» Your goal:
Your answer must be an exact repetition of every record.

» Data to process:
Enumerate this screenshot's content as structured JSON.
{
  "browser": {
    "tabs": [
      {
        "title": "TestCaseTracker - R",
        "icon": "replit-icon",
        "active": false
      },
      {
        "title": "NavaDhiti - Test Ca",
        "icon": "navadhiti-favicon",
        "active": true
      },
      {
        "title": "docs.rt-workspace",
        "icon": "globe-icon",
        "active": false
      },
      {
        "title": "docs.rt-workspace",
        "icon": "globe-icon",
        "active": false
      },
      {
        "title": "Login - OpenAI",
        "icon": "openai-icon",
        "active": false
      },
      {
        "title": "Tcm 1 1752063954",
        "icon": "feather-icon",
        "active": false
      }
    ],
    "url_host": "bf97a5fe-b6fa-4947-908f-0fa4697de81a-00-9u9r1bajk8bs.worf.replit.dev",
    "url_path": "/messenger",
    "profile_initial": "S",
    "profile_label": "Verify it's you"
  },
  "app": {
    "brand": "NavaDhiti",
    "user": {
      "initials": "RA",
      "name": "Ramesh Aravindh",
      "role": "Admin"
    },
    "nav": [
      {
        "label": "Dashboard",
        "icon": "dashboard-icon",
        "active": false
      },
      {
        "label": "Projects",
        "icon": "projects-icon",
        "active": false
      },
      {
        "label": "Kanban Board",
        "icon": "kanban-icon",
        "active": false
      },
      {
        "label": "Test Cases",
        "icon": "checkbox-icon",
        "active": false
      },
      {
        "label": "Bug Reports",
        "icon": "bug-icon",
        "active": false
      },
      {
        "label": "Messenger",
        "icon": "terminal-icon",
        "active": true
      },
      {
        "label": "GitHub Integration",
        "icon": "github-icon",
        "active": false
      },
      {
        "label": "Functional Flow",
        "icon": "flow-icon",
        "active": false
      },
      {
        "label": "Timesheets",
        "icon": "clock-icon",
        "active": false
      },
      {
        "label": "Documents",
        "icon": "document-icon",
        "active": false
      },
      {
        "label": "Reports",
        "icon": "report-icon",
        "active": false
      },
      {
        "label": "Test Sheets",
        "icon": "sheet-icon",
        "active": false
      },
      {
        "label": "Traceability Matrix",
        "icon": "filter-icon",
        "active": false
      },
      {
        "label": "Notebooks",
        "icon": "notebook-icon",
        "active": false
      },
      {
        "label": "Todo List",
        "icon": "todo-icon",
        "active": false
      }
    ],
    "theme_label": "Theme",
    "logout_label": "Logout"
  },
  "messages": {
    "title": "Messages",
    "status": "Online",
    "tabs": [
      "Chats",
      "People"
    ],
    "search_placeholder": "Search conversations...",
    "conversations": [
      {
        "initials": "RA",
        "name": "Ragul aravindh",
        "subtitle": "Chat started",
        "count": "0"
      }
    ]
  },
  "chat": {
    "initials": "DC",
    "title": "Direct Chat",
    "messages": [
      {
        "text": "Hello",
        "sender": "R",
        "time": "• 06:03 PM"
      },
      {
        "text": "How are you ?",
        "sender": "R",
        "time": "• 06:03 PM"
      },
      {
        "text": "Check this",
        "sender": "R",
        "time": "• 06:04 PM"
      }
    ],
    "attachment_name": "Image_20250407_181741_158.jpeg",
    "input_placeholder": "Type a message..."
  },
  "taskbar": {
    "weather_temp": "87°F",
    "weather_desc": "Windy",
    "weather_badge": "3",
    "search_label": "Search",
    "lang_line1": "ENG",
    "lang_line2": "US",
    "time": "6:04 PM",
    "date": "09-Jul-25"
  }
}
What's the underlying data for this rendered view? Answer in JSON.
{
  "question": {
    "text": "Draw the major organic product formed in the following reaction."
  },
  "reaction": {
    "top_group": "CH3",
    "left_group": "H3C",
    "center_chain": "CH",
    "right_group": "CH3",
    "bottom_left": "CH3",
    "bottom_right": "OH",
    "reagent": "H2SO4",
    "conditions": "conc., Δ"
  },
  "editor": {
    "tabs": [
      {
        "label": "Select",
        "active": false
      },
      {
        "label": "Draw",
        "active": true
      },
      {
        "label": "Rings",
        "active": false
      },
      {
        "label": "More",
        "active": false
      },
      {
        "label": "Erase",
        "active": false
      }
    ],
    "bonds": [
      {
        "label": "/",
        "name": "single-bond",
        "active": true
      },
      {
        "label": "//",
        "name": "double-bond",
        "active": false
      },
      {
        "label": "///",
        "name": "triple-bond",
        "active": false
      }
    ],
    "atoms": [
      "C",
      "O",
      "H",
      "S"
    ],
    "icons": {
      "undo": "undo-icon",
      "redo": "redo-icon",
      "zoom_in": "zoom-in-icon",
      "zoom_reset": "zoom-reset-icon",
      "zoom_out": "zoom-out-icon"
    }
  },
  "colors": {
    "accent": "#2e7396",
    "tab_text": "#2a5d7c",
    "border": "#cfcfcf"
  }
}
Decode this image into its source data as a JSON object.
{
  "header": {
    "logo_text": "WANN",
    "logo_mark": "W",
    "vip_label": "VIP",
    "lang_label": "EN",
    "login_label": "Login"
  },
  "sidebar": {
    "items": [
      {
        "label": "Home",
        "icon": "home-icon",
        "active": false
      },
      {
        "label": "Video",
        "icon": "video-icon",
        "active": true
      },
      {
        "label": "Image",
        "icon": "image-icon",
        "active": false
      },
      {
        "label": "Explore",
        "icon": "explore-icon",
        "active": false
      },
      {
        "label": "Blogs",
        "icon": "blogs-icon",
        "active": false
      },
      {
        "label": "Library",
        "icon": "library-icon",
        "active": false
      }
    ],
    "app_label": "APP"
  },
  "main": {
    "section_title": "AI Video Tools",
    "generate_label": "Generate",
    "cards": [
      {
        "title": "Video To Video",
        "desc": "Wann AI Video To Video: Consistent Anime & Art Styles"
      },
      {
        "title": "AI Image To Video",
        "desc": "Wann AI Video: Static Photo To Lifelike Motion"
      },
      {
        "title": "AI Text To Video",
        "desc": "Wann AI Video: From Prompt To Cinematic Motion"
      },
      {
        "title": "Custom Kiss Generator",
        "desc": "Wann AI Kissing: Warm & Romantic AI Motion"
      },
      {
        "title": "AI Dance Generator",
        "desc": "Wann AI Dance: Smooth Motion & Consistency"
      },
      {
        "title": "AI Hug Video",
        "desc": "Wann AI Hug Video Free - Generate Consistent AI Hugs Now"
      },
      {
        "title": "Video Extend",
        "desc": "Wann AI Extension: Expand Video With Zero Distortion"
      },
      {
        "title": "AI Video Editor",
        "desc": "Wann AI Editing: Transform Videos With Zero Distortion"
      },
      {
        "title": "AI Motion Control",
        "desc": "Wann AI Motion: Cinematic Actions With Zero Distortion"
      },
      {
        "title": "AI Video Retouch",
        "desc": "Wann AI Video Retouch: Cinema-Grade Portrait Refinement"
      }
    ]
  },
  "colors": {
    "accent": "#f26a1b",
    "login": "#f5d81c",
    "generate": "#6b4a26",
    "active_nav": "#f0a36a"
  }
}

» Task response:
Enumerate this screenshot's content as structured JSON.
{
  "browser": {
    "tabs": [
      {
        "title": "TestCaseTracker - R",
        "icon": "replit-icon",
        "active": false
      },
      {
        "title": "NavaDhiti - Test Ca",
        "icon": "navadhiti-favicon",
        "active": true
      },
      {
        "title": "docs.rt-workspace",
        "icon": "globe-icon",
        "active": false
      },
      {
        "title": "docs.rt-workspace",
        "icon": "globe-icon",
        "active": false
      },
      {
        "title": "Login - OpenAI",
        "icon": "openai-icon",
        "active": false
      },
      {
        "title": "Tcm 1 1752063954",
        "icon": "feather-icon",
        "active": false
      }
    ],
    "url_host": "bf97a5fe-b6fa-4947-908f-0fa4697de81a-00-9u9r1bajk8bs.worf.replit.dev",
    "url_path": "/messenger",
    "profile_initial": "S",
    "profile_label": "Verify it's you"
  },
  "app": {
    "brand": "NavaDhiti",
    "user": {
      "initials": "RA",
      "name": "Ramesh Aravindh",
      "role": "Admin"
    },
    "nav": [
      {
        "label": "Dashboard",
        "icon": "dashboard-icon",
        "active": false
      },
      {
        "label": "Projects",
        "icon": "projects-icon",
        "active": false
      },
      {
        "label": "Kanban Board",
        "icon": "kanban-icon",
        "active": false
      },
      {
        "label": "Test Cases",
        "icon": "checkbox-icon",
        "active": false
      },
      {
        "label": "Bug Reports",
        "icon": "bug-icon",
        "active": false
      },
      {
        "label": "Messenger",
        "icon": "terminal-icon",
        "active": true
      },
      {
        "label": "GitHub Integration",
        "icon": "github-icon",
        "active": false
      },
      {
        "label": "Functional Flow",
        "icon": "flow-icon",
        "active": false
      },
      {
        "label": "Timesheets",
        "icon": "clock-icon",
        "active": false
      },
      {
        "label": "Documents",
        "icon": "document-icon",
        "active": false
      },
      {
        "label": "Reports",
        "icon": "report-icon",
        "active": false
      },
      {
        "label": "Test Sheets",
        "icon": "sheet-icon",
        "active": false
      },
      {
        "label": "Traceability Matrix",
        "icon": "filter-icon",
        "active": false
      },
      {
        "label": "Notebooks",
        "icon": "notebook-icon",
        "active": false
      },
      {
        "label": "Todo List",
        "icon": "todo-icon",
        "active": false
      }
    ],
    "theme_label": "Theme",
    "logout_label": "Logout"
  },
  "messages": {
    "title": "Messages",
    "status": "Online",
    "tabs": [
      "Chats",
      "People"
    ],
    "search_placeholder": "Search conversations...",
    "conversations": [
      {
        "initials": "RA",
        "name": "Ragul aravindh",
        "subtitle": "Chat started",
        "count": "0"
      }
    ]
  },
  "chat": {
    "initials": "DC",
    "title": "Direct Chat",
    "messages": [
      {
        "text": "Hello",
        "sender": "R",
        "time": "• 06:03 PM"
      },
      {
        "text": "How are you ?",
        "sender": "R",
        "time": "• 06:03 PM"
      },
      {
        "text": "Check this",
        "sender": "R",
        "time": "• 06:04 PM"
      }
    ],
    "attachment_name": "Image_20250407_181741_158.jpeg",
    "input_placeholder": "Type a message..."
  },
  "taskbar": {
    "weather_temp": "87°F",
    "weather_desc": "Windy",
    "weather_badge": "3",
    "search_label": "Search",
    "lang_line1": "ENG",
    "lang_line2": "US",
    "time": "6:04 PM",
    "date": "09-Jul-25"
  }
}
What's the underlying data for this rendered view? Answer in JSON.
{
  "question": {
    "text": "Draw the major organic product formed in the following reaction."
  },
  "reaction": {
    "top_group": "CH3",
    "left_group": "H3C",
    "center_chain": "CH",
    "right_group": "CH3",
    "bottom_left": "CH3",
    "bottom_right": "OH",
    "reagent": "H2SO4",
    "conditions": "conc., Δ"
  },
  "editor": {
    "tabs": [
      {
        "label": "Select",
        "active": false
      },
      {
        "label": "Draw",
        "active": true
      },
      {
        "label": "Rings",
        "active": false
      },
      {
        "label": "More",
        "active": false
      },
      {
        "label": "Erase",
        "active": false
      }
    ],
    "bonds": [
      {
        "label": "/",
        "name": "single-bond",
        "active": true
      },
      {
        "label": "//",
        "name": "double-bond",
        "active": false
      },
      {
        "label": "///",
        "name": "triple-bond",
        "active": false
      }
    ],
    "atoms": [
      "C",
      "O",
      "H",
      "S"
    ],
    "icons": {
      "undo": "undo-icon",
      "redo": "redo-icon",
      "zoom_in": "zoom-in-icon",
      "zoom_reset": "zoom-reset-icon",
      "zoom_out": "zoom-out-icon"
    }
  },
  "colors": {
    "accent": "#2e7396",
    "tab_text": "#2a5d7c",
    "border": "#cfcfcf"
  }
}
Decode this image into its source data as a JSON object.
{
  "header": {
    "logo_text": "WANN",
    "logo_mark": "W",
    "vip_label": "VIP",
    "lang_label": "EN",
    "login_label": "Login"
  },
  "sidebar": {
    "items": [
      {
        "label": "Home",
        "icon": "home-icon",
        "active": false
      },
      {
        "label": "Video",
        "icon": "video-icon",
        "active": true
      },
      {
        "label": "Image",
        "icon": "image-icon",
        "active": false
      },
      {
        "label": "Explore",
        "icon": "explore-icon",
        "active": false
      },
      {
        "label": "Blogs",
        "icon": "blogs-icon",
        "active": false
      },
      {
        "label": "Library",
        "icon": "library-icon",
        "active": false
      }
    ],
    "app_label": "APP"
  },
  "main": {
    "section_title": "AI Video Tools",
    "generate_label": "Generate",
    "cards": [
      {
        "title": "Video To Video",
        "desc": "Wann AI Video To Video: Consistent Anime & Art Styles"
      },
      {
        "title": "AI Image To Video",
        "desc": "Wann AI Video: Static Photo To Lifelike Motion"
      },
      {
        "title": "AI Text To Video",
        "desc": "Wann AI Video: From Prompt To Cinematic Motion"
      },
      {
        "title": "Custom Kiss Generator",
        "desc": "Wann AI Kissing: Warm & Romantic AI Motion"
      },
      {
        "title": "AI Dance Generator",
        "desc": "Wann AI Dance: Smooth Motion & Consistency"
      },
      {
        "title": "AI Hug Video",
        "desc": "Wann AI Hug Video Free - Generate Consistent AI Hugs Now"
      },
      {
        "title": "Video Extend",
        "desc": "Wann AI Extension: Expand Video With Zero Distortion"
      },
      {
        "title": "AI Video Editor",
        "desc": "Wann AI Editing: Transform Videos With Zero Distortion"
      },
      {
        "title": "AI Motion Control",
        "desc": "Wann AI Motion: Cinematic Actions With Zero Distortion"
      },
      {
        "title": "AI Video Retouch",
        "desc": "Wann AI Video Retouch: Cinema-Grade Portrait Refinement"
      }
    ]
  },
  "colors": {
    "accent": "#f26a1b",
    "login": "#f5d81c",
    "generate": "#6b4a26",
    "active_nav": "#f0a36a"
  }
}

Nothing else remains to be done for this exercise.